Wisconsin Public Radio had two good pieces, one theirs, one NPR’s to end the week on the Algae blooms in Lake Erie and how Lake Michigan is ripe for one of their own, around the Green Bay area and probably other parts of the lake (Sheboygan River at Sheboygan?)
Here is the National Public Radio story on the local Ohio farmers now under the spotlight for the Lake Erie bloom, according to the story, the farmers try to minimize their phosphorus applications, but the story does not go into detail into how it happens.
The WPR story refers to Wisconsin’s EPA regulations as voluntary and not tracked and regulated. Farmers of course have good reason to minimize fertilizer application to save money in production so they can make a profit per acre/bushel on each crop.
This is where the UAV revolution I wrote about a couple days ago at Farmfest in Redwood Falls, MN about the low altitude (less than 500ft) drones already in action. I do not have any data on the Wisconsin or Ohio Farm Bureaus as to how many farmers in the lake watersheds are deploying this technology as it is so new (most Minnesota farm runoff heads to the Gulf of Mexico, some to Hudson Bay, and some to Lake Superior). This is a amazing market for this small scale technology through Sept 2015 and beyond (larger drones can probably fly after that date if the FAA approves them).
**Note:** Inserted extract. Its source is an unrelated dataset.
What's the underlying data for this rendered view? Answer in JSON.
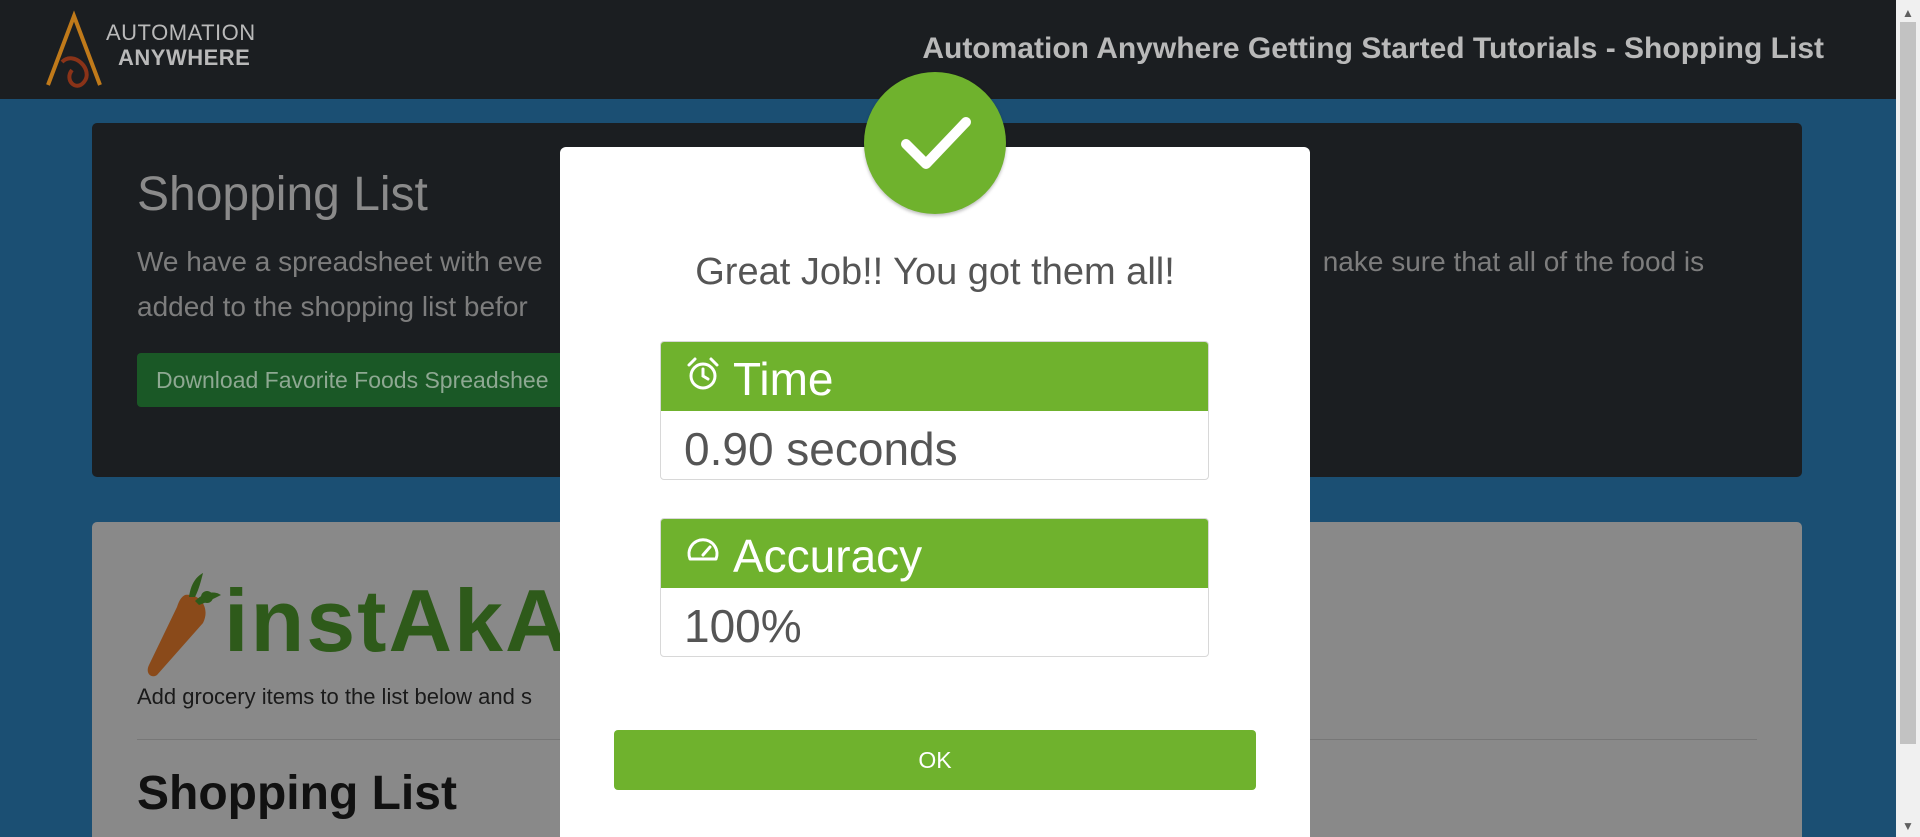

To maximize compliance it would be a combination of EPA regulations, government grants, and profit motivation by each farmer to get UAV technology, minimize phosphorous application through detailed map field data. To maximize the watershed reductions, Farm Bureau agreements to share data so large spatial datasets can be created will keep the Great Lakes as blue as possible and the water as clean as possible and drinkable as possible.